### YOUR GOAL
Count the lines of the data below that include the string "value", and provide nothing but the result.
=== Section Start ===
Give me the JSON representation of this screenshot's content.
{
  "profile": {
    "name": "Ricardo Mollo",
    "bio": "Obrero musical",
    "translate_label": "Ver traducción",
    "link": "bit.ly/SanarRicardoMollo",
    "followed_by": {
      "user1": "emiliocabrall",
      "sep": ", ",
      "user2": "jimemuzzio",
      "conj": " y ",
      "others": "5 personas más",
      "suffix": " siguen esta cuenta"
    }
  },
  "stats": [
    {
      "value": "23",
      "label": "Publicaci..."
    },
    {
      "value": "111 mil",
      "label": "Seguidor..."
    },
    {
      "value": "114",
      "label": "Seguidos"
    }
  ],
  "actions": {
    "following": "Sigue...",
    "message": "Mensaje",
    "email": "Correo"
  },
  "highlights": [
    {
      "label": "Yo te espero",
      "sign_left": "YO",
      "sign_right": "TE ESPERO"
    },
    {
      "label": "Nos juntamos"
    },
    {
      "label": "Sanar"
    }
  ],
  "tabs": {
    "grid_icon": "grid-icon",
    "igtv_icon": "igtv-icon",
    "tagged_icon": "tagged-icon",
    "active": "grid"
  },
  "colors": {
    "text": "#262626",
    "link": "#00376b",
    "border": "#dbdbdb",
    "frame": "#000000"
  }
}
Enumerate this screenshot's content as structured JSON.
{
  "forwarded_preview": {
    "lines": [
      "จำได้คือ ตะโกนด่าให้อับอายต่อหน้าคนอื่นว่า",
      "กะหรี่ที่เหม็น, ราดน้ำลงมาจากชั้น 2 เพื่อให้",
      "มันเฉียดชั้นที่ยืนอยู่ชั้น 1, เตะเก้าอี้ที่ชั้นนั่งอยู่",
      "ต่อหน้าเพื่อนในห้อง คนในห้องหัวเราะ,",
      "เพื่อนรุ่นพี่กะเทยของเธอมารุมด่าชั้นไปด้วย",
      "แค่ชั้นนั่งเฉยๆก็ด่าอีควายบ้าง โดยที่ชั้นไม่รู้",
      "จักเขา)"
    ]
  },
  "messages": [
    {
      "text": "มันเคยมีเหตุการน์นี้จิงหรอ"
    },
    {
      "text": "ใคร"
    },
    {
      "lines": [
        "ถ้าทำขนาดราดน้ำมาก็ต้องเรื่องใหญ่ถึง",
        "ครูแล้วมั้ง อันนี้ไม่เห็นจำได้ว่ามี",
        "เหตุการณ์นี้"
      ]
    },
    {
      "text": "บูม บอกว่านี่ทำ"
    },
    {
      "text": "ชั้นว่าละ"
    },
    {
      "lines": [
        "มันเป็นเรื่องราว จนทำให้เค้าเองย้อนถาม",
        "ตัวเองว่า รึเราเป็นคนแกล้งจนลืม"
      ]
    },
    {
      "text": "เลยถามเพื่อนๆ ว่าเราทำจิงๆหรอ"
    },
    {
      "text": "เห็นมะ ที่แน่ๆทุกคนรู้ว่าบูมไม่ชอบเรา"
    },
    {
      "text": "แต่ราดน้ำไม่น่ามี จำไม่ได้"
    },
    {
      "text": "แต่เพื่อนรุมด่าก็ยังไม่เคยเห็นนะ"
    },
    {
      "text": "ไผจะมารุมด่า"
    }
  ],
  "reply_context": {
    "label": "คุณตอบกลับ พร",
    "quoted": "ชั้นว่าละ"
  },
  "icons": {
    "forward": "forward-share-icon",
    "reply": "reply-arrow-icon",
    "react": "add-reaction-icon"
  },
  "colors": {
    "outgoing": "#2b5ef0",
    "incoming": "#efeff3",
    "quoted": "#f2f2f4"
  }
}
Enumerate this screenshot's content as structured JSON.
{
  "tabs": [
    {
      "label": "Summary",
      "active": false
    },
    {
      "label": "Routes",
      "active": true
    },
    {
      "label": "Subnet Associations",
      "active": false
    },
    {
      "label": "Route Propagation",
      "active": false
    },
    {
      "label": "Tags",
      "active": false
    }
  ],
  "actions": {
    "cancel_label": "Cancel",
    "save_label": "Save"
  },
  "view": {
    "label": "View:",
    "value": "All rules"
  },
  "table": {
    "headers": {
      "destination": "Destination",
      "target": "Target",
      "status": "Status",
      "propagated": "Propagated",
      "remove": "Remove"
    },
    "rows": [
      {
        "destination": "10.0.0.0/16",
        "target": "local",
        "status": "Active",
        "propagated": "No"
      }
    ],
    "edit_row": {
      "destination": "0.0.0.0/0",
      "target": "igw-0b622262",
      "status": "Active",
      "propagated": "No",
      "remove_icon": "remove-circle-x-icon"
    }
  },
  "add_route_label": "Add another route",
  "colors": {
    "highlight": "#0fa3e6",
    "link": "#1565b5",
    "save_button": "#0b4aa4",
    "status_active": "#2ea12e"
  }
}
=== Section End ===
### RESULT OF THIS TASK
4